:: Exercise details ::
As you print the data below, keep every line exactly as it is and leave the images behind.

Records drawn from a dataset
━━━

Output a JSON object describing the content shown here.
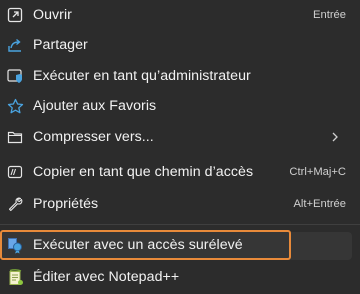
{
  "menu": {
    "items": [
      {
        "label": "Ouvrir",
        "shortcut": "Entrée",
        "icon": "open-icon"
      },
      {
        "label": "Partager",
        "shortcut": "",
        "icon": "share-icon"
      },
      {
        "label": "Exécuter en tant qu’administrateur",
        "shortcut": "",
        "icon": "run-as-admin-icon"
      },
      {
        "label": "Ajouter aux Favoris",
        "shortcut": "",
        "icon": "star-icon"
      },
      {
        "label": "Compresser vers...",
        "shortcut": "",
        "icon": "zip-folder-icon",
        "submenu": true
      },
      {
        "label": "Copier en tant que chemin d’accès",
        "shortcut": "Ctrl+Maj+C",
        "icon": "copy-path-icon"
      },
      {
        "label": "Propriétés",
        "shortcut": "Alt+Entrée",
        "icon": "wrench-icon"
      },
      {
        "label": "Exécuter avec un accès surélevé",
        "shortcut": "",
        "icon": "elevated-run-icon",
        "highlighted": true
      },
      {
        "label": "Éditer avec Notepad++",
        "shortcut": "",
        "icon": "notepad-plus-plus-icon"
      }
    ]
  },
  "colors": {
    "background": "#2c2c2c",
    "highlight_border": "#e88a3a",
    "accent_blue": "#4aa3df"
  }
}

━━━

:: Written answer ::
Output a JSON object describing the content shown here.
{
  "menu": {
    "items": [
      {
        "label": "Ouvrir",
        "shortcut": "Entrée",
        "icon": "open-icon"
      },
      {
        "label": "Partager",
        "shortcut": "",
        "icon": "share-icon"
      },
      {
        "label": "Exécuter en tant qu’administrateur",
        "shortcut": "",
        "icon": "run-as-admin-icon"
      },
      {
        "label": "Ajouter aux Favoris",
        "shortcut": "",
        "icon": "star-icon"
      },
      {
        "label": "Compresser vers...",
        "shortcut": "",
        "icon": "zip-folder-icon",
        "submenu": true
      },
      {
        "label": "Copier en tant que chemin d’accès",
        "shortcut": "Ctrl+Maj+C",
        "icon": "copy-path-icon"
      },
      {
        "label": "Propriétés",
        "shortcut": "Alt+Entrée",
        "icon": "wrench-icon"
      },
      {
        "label": "Exécuter avec un accès surélevé",
        "shortcut": "",
        "icon": "elevated-run-icon",
        "highlighted": true
      },
      {
        "label": "Éditer avec Notepad++",
        "shortcut": "",
        "icon": "notepad-plus-plus-icon"
      }
    ]
  },
  "colors": {
    "background": "#2c2c2c",
    "highlight_border": "#e88a3a",
    "accent_blue": "#4aa3df"
  }
}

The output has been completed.